### Exercise brief
The listing is to be reproduced exactly, excluding its pictures.

### Available records
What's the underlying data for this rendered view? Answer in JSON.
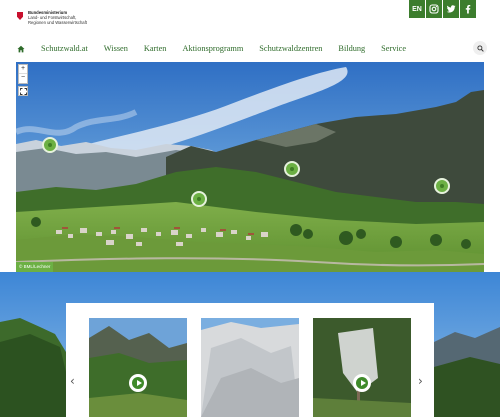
{
  "header": {
    "logo_lines": [
      "Bundesministerium",
      "Land- und Forstwirtschaft,",
      "Regionen und Wasserwirtschaft"
    ],
    "lang_button": "EN",
    "social": [
      {
        "icon": "instagram-icon"
      },
      {
        "icon": "twitter-icon"
      },
      {
        "icon": "facebook-icon"
      }
    ]
  },
  "nav": {
    "items": [
      "Schutzwald.at",
      "Wissen",
      "Karten",
      "Aktionsprogramm",
      "Schutzwaldzentren",
      "Bildung",
      "Service"
    ]
  },
  "panorama": {
    "zoom_in": "+",
    "zoom_out": "−",
    "hotspot_count": 4,
    "info_tag": "© BML/Lechner"
  },
  "carousel": {
    "prev": "‹",
    "next": "›",
    "thumbnails": [
      {
        "has_play": true
      },
      {
        "has_play": false
      },
      {
        "has_play": true
      }
    ]
  },
  "colors": {
    "brand_green": "#3c7d2d",
    "hotspot_green": "#6cb044",
    "logo_red": "#c8102e"
  }
}
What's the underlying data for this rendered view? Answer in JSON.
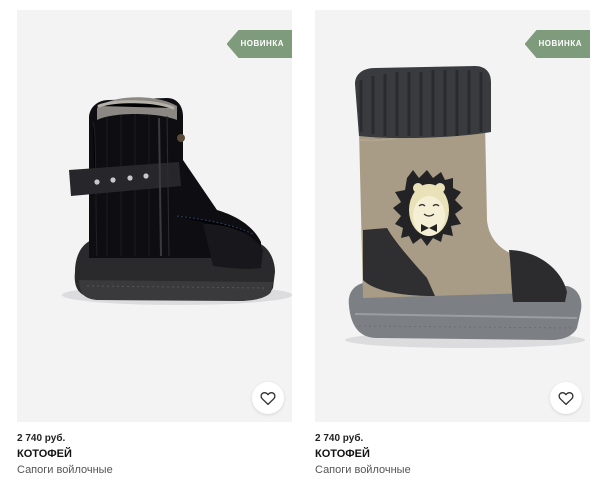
{
  "products": [
    {
      "badge": "НОВИНКА",
      "price": "2 740 руб.",
      "brand": "КОТОФЕЙ",
      "description": "Сапоги войлочные",
      "image_icon": "black-felt-boot-image",
      "favorite_icon": "heart-outline-icon"
    },
    {
      "badge": "НОВИНКА",
      "price": "2 740 руб.",
      "brand": "КОТОФЕЙ",
      "description": "Сапоги войлочные",
      "image_icon": "beige-felt-boot-hedgehog-image",
      "favorite_icon": "heart-outline-icon"
    }
  ],
  "colors": {
    "badge_bg": "#7e9b7c",
    "photo_bg": "#f3f3f4",
    "text": "#222222"
  }
}
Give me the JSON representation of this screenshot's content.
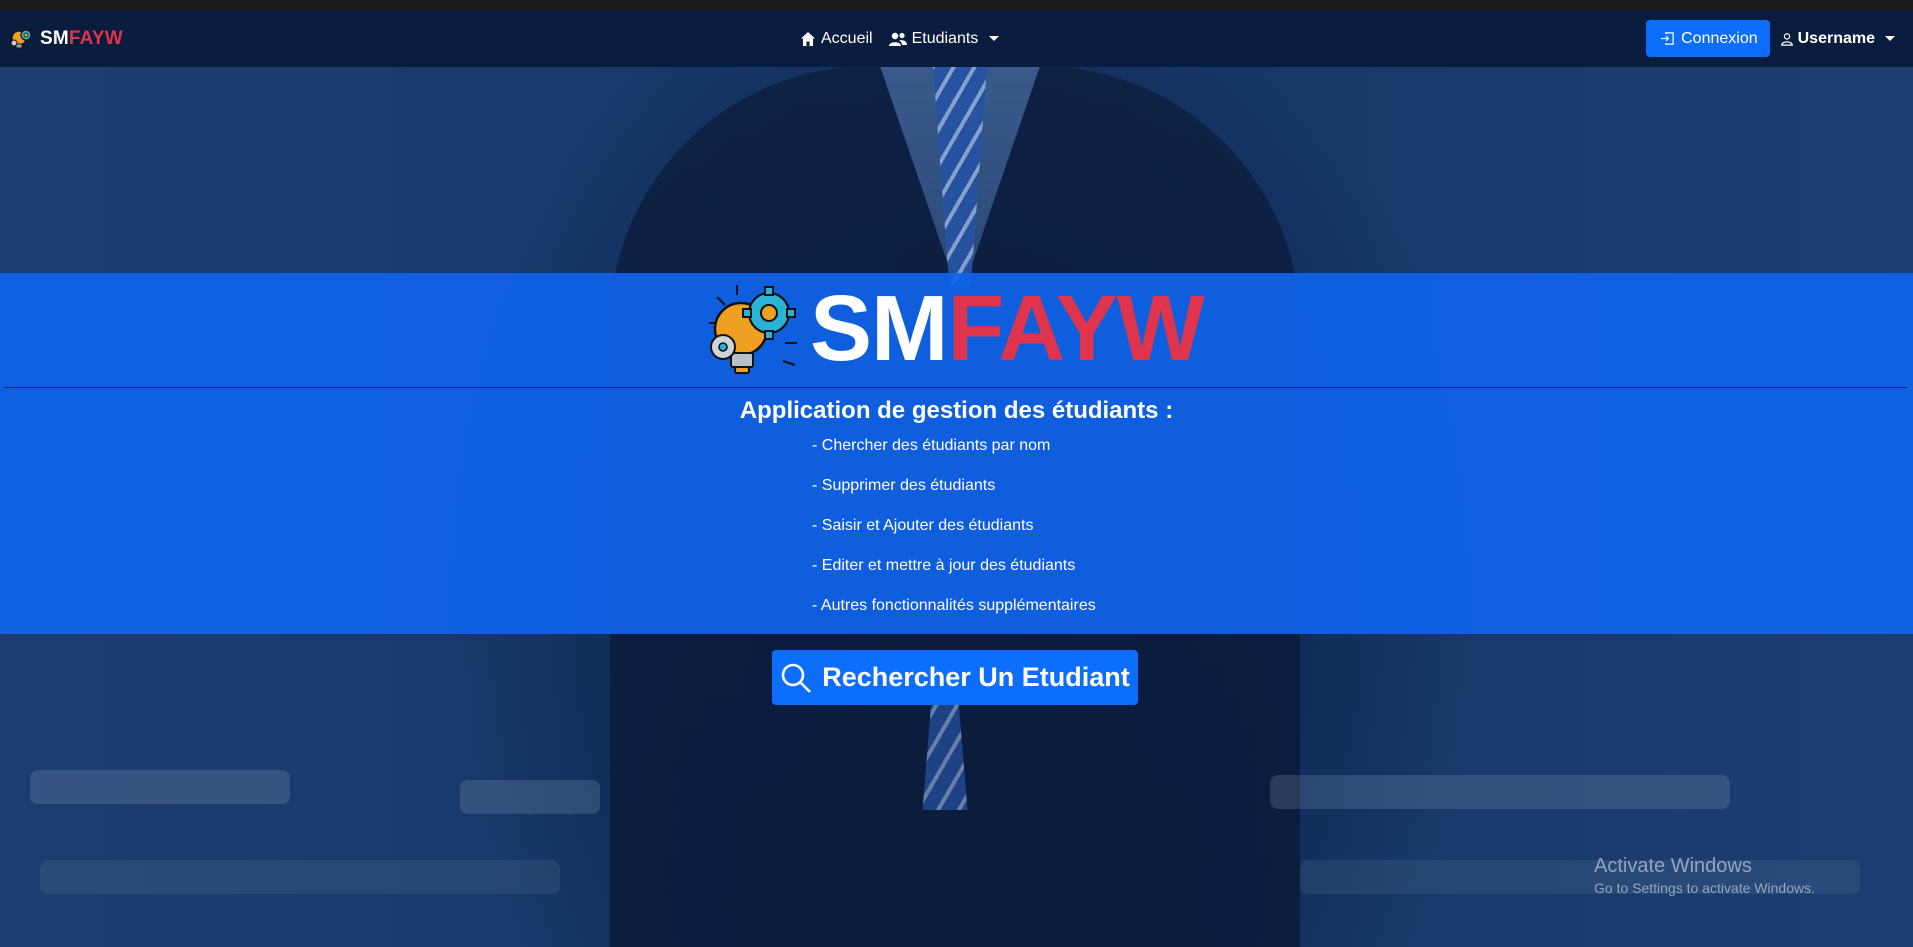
{
  "brand": {
    "text_a": "SM",
    "text_b": "FAYW",
    "accent_color": "#e0344d"
  },
  "nav": {
    "home_label": "Accueil",
    "students_label": "Etudiants",
    "login_label": "Connexion",
    "username_label": "Username"
  },
  "hero": {
    "title_a": "SM",
    "title_b": "FAYW",
    "subtitle": "Application de gestion des étudiants :",
    "features": [
      "- Chercher des étudiants par nom",
      "- Supprimer des étudiants",
      "- Saisir et Ajouter des étudiants",
      "- Editer et mettre à jour des étudiants",
      "- Autres fonctionnalités supplémentaires"
    ]
  },
  "search_button": {
    "label": "Rechercher Un Etudiant",
    "color": "#0d6efd"
  },
  "watermark": {
    "line1": "Activate Windows",
    "line2": "Go to Settings to activate Windows."
  }
}
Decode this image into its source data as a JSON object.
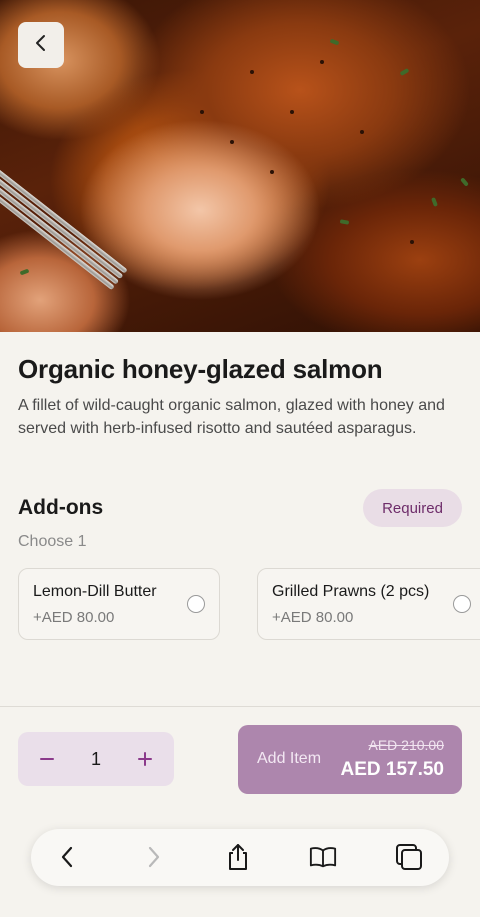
{
  "product": {
    "title": "Organic honey-glazed salmon",
    "description": "A fillet of wild-caught organic salmon, glazed with honey and served with herb-infused risotto and sautéed asparagus."
  },
  "addons": {
    "title": "Add-ons",
    "badge": "Required",
    "instruction": "Choose 1",
    "options": [
      {
        "name": "Lemon-Dill Butter",
        "price": "+AED 80.00",
        "selected": false
      },
      {
        "name": "Grilled Prawns (2 pcs)",
        "price": "+AED 80.00",
        "selected": false
      }
    ]
  },
  "cart": {
    "quantity": "1",
    "add_label": "Add Item",
    "old_price": "AED 210.00",
    "new_price": "AED 157.50"
  },
  "icons": {
    "back": "chevron-left-icon",
    "minus": "minus-icon",
    "plus": "plus-icon",
    "browser_back": "chevron-left-icon",
    "browser_forward": "chevron-right-icon",
    "share": "share-icon",
    "bookmarks": "book-icon",
    "tabs": "tabs-icon"
  },
  "colors": {
    "accent": "#8b3a8b",
    "button": "#ad86ad",
    "badge_bg": "#e9dde6",
    "stepper_bg": "#eadfea",
    "background": "#f5f3ee"
  }
}
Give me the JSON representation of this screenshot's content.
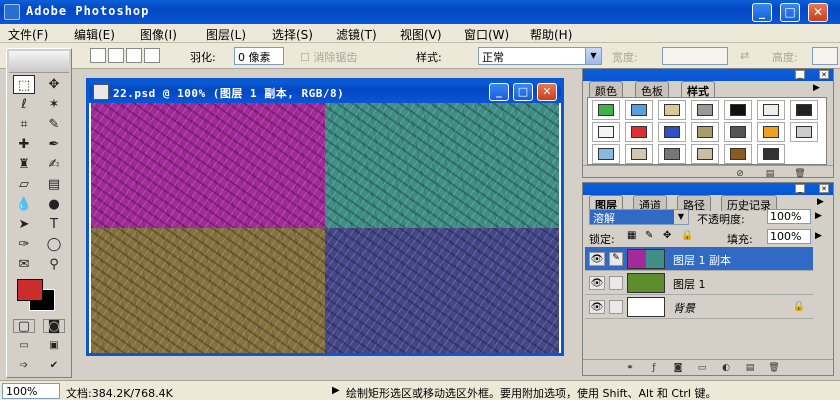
{
  "window": {
    "title": "Adobe Photoshop",
    "minimize": "_",
    "maximize": "□",
    "close": "✕"
  },
  "menu": [
    "文件(F)",
    "编辑(E)",
    "图像(I)",
    "图层(L)",
    "选择(S)",
    "滤镜(T)",
    "视图(V)",
    "窗口(W)",
    "帮助(H)"
  ],
  "options": {
    "feather_label": "羽化:",
    "feather_value": "0 像素",
    "antialias_label": "消除锯齿",
    "style_label": "样式:",
    "style_value": "正常",
    "width_label": "宽度:",
    "height_label": "高度:"
  },
  "document": {
    "title": "22.psd @ 100% (图层 1 副本, RGB/8)",
    "minimize": "_",
    "maximize": "□",
    "close": "✕",
    "quad_colors": [
      "#a42a9a",
      "#3f8f86",
      "#86723f",
      "#46478a"
    ]
  },
  "styles_panel": {
    "tabs": [
      "颜色",
      "色板",
      "样式"
    ],
    "active_tab": 2,
    "swatch_colors": [
      "#3fb24a",
      "#5a9ee0",
      "#d8c89a",
      "#999999",
      "#111111",
      "#eeeeee",
      "#222222",
      "#f4f4f4",
      "#d93030",
      "#3050c0",
      "#a89c6a",
      "#555555",
      "#f0a020",
      "#cccccc",
      "#8ab8e0",
      "#d0c8b0",
      "#777777",
      "#c8c0a0",
      "#8a5a20",
      "#333333"
    ]
  },
  "layers_panel": {
    "tabs": [
      "图层",
      "通道",
      "路径",
      "历史记录"
    ],
    "active_tab": 0,
    "blend_mode": "溶解",
    "opacity_label": "不透明度:",
    "opacity_value": "100%",
    "lock_label": "锁定:",
    "fill_label": "填充:",
    "fill_value": "100%",
    "layers": [
      {
        "name": "图层 1 副本",
        "selected": true
      },
      {
        "name": "图层 1",
        "selected": false
      },
      {
        "name": "背景",
        "selected": false,
        "locked": true
      }
    ]
  },
  "status": {
    "zoom": "100%",
    "docinfo": "文档:384.2K/768.4K",
    "arrow": "▶",
    "hint": "绘制矩形选区或移动选区外框。要用附加选项，使用 Shift、Alt 和 Ctrl 键。"
  }
}
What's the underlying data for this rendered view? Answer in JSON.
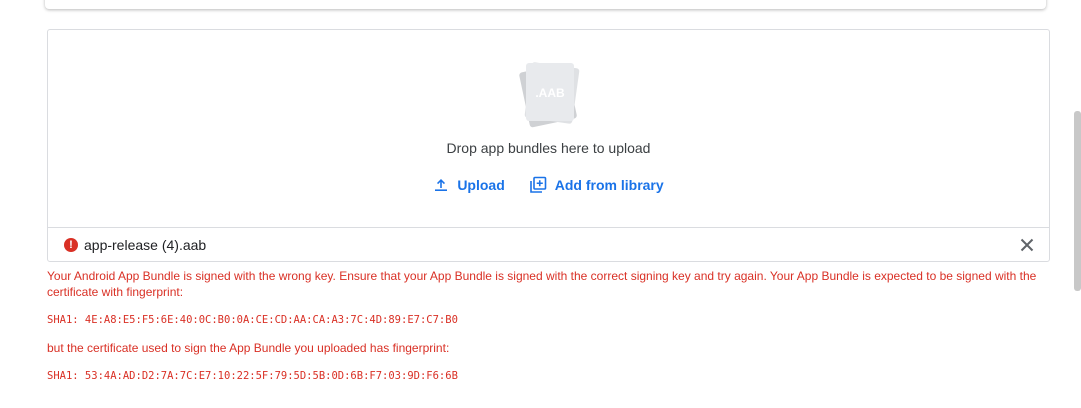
{
  "upload": {
    "file_type_badge": ".AAB",
    "drop_text": "Drop app bundles here to upload",
    "upload_label": "Upload",
    "library_label": "Add from library"
  },
  "file": {
    "name": "app-release (4).aab",
    "status": "error",
    "status_icon": "error-icon",
    "status_color": "#d93025"
  },
  "error": {
    "message": "Your Android App Bundle is signed with the wrong key. Ensure that your App Bundle is signed with the correct signing key and try again. Your App Bundle is expected to be signed with the certificate with fingerprint:",
    "expected_fingerprint": "SHA1: 4E:A8:E5:F5:6E:40:0C:B0:0A:CE:CD:AA:CA:A3:7C:4D:89:E7:C7:B0",
    "uploaded_intro": "but the certificate used to sign the App Bundle you uploaded has fingerprint:",
    "uploaded_fingerprint": "SHA1: 53:4A:AD:D2:7A:7C:E7:10:22:5F:79:5D:5B:0D:6B:F7:03:9D:F6:6B"
  },
  "colors": {
    "accent": "#1a73e8",
    "error": "#d93025",
    "border": "#dadce0"
  }
}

### Written answer
What's the underlying data for this rendered view? Answer in JSON.
{
  "header": {
    "logo_lines": [
      "Bundesministerium",
      "Land- und Forstwirtschaft,",
      "Regionen und Wasserwirtschaft"
    ],
    "lang_button": "EN",
    "social": [
      {
        "icon": "instagram-icon"
      },
      {
        "icon": "twitter-icon"
      },
      {
        "icon": "facebook-icon"
      }
    ]
  },
  "nav": {
    "items": [
      "Schutzwald.at",
      "Wissen",
      "Karten",
      "Aktionsprogramm",
      "Schutzwaldzentren",
      "Bildung",
      "Service"
    ]
  },
  "panorama": {
    "zoom_in": "+",
    "zoom_out": "−",
    "hotspot_count": 4,
    "info_tag": "© BML/Lechner"
  },
  "carousel": {
    "prev": "‹",
    "next": "›",
    "thumbnails": [
      {
        "has_play": true
      },
      {
        "has_play": false
      },
      {
        "has_play": true
      }
    ]
  },
  "colors": {
    "brand_green": "#3c7d2d",
    "hotspot_green": "#6cb044",
    "logo_red": "#c8102e"
  }
}
What's the underlying data for this rendered view? Answer in JSON.
{
  "products": [
    {
      "badge": "НОВИНКА",
      "price": "2 740 руб.",
      "brand": "КОТОФЕЙ",
      "description": "Сапоги войлочные",
      "image_icon": "black-felt-boot-image",
      "favorite_icon": "heart-outline-icon"
    },
    {
      "badge": "НОВИНКА",
      "price": "2 740 руб.",
      "brand": "КОТОФЕЙ",
      "description": "Сапоги войлочные",
      "image_icon": "beige-felt-boot-hedgehog-image",
      "favorite_icon": "heart-outline-icon"
    }
  ],
  "colors": {
    "badge_bg": "#7e9b7c",
    "photo_bg": "#f3f3f4",
    "text": "#222222"
  }
}
Give me the JSON representation of this screenshot's content.
{
  "brand": {
    "text_a": "SM",
    "text_b": "FAYW",
    "accent_color": "#e0344d"
  },
  "nav": {
    "home_label": "Accueil",
    "students_label": "Etudiants",
    "login_label": "Connexion",
    "username_label": "Username"
  },
  "hero": {
    "title_a": "SM",
    "title_b": "FAYW",
    "subtitle": "Application de gestion des étudiants :",
    "features": [
      "- Chercher des étudiants par nom",
      "- Supprimer des étudiants",
      "- Saisir et Ajouter des étudiants",
      "- Editer et mettre à jour des étudiants",
      "- Autres fonctionnalités supplémentaires"
    ]
  },
  "search_button": {
    "label": "Rechercher Un Etudiant",
    "color": "#0d6efd"
  },
  "watermark": {
    "line1": "Activate Windows",
    "line2": "Go to Settings to activate Windows."
  }
}
Decode this image into its source data as a JSON object.
{
  "product": {
    "title": "Organic honey-glazed salmon",
    "description": "A fillet of wild-caught organic salmon, glazed with honey and served with herb-infused risotto and sautéed asparagus."
  },
  "addons": {
    "title": "Add-ons",
    "badge": "Required",
    "instruction": "Choose 1",
    "options": [
      {
        "name": "Lemon-Dill Butter",
        "price": "+AED 80.00",
        "selected": false
      },
      {
        "name": "Grilled Prawns (2 pcs)",
        "price": "+AED 80.00",
        "selected": false
      }
    ]
  },
  "cart": {
    "quantity": "1",
    "add_label": "Add Item",
    "old_price": "AED 210.00",
    "new_price": "AED 157.50"
  },
  "icons": {
    "back": "chevron-left-icon",
    "minus": "minus-icon",
    "plus": "plus-icon",
    "browser_back": "chevron-left-icon",
    "browser_forward": "chevron-right-icon",
    "share": "share-icon",
    "bookmarks": "book-icon",
    "tabs": "tabs-icon"
  },
  "colors": {
    "accent": "#8b3a8b",
    "button": "#ad86ad",
    "badge_bg": "#e9dde6",
    "stepper_bg": "#eadfea",
    "background": "#f5f3ee"
  }
}
Give me the JSON representation of this screenshot's content.
{
  "window": {
    "title": "Adobe Photoshop",
    "minimize": "_",
    "maximize": "□",
    "close": "✕"
  },
  "menu": [
    "文件(F)",
    "编辑(E)",
    "图像(I)",
    "图层(L)",
    "选择(S)",
    "滤镜(T)",
    "视图(V)",
    "窗口(W)",
    "帮助(H)"
  ],
  "options": {
    "feather_label": "羽化:",
    "feather_value": "0 像素",
    "antialias_label": "消除锯齿",
    "style_label": "样式:",
    "style_value": "正常",
    "width_label": "宽度:",
    "height_label": "高度:"
  },
  "document": {
    "title": "22.psd @ 100% (图层 1 副本, RGB/8)",
    "minimize": "_",
    "maximize": "□",
    "close": "✕",
    "quad_colors": [
      "#a42a9a",
      "#3f8f86",
      "#86723f",
      "#46478a"
    ]
  },
  "styles_panel": {
    "tabs": [
      "颜色",
      "色板",
      "样式"
    ],
    "active_tab": 2,
    "swatch_colors": [
      "#3fb24a",
      "#5a9ee0",
      "#d8c89a",
      "#999999",
      "#111111",
      "#eeeeee",
      "#222222",
      "#f4f4f4",
      "#d93030",
      "#3050c0",
      "#a89c6a",
      "#555555",
      "#f0a020",
      "#cccccc",
      "#8ab8e0",
      "#d0c8b0",
      "#777777",
      "#c8c0a0",
      "#8a5a20",
      "#333333"
    ]
  },
  "layers_panel": {
    "tabs": [
      "图层",
      "通道",
      "路径",
      "历史记录"
    ],
    "active_tab": 0,
    "blend_mode": "溶解",
    "opacity_label": "不透明度:",
    "opacity_value": "100%",
    "lock_label": "锁定:",
    "fill_label": "填充:",
    "fill_value": "100%",
    "layers": [
      {
        "name": "图层 1 副本",
        "selected": true
      },
      {
        "name": "图层 1",
        "selected": false
      },
      {
        "name": "背景",
        "selected": false,
        "locked": true
      }
    ]
  },
  "status": {
    "zoom": "100%",
    "docinfo": "文档:384.2K/768.4K",
    "arrow": "▶",
    "hint": "绘制矩形选区或移动选区外框。要用附加选项，使用 Shift、Alt 和 Ctrl 键。"
  }
}
What's the underlying data for this rendered view? Answer in JSON.
{
  "upload": {
    "file_type_badge": ".AAB",
    "drop_text": "Drop app bundles here to upload",
    "upload_label": "Upload",
    "library_label": "Add from library"
  },
  "file": {
    "name": "app-release (4).aab",
    "status": "error",
    "status_icon": "error-icon",
    "status_color": "#d93025"
  },
  "error": {
    "message": "Your Android App Bundle is signed with the wrong key. Ensure that your App Bundle is signed with the correct signing key and try again. Your App Bundle is expected to be signed with the certificate with fingerprint:",
    "expected_fingerprint": "SHA1: 4E:A8:E5:F5:6E:40:0C:B0:0A:CE:CD:AA:CA:A3:7C:4D:89:E7:C7:B0",
    "uploaded_intro": "but the certificate used to sign the App Bundle you uploaded has fingerprint:",
    "uploaded_fingerprint": "SHA1: 53:4A:AD:D2:7A:7C:E7:10:22:5F:79:5D:5B:0D:6B:F7:03:9D:F6:6B"
  },
  "colors": {
    "accent": "#1a73e8",
    "error": "#d93025",
    "border": "#dadce0"
  }
}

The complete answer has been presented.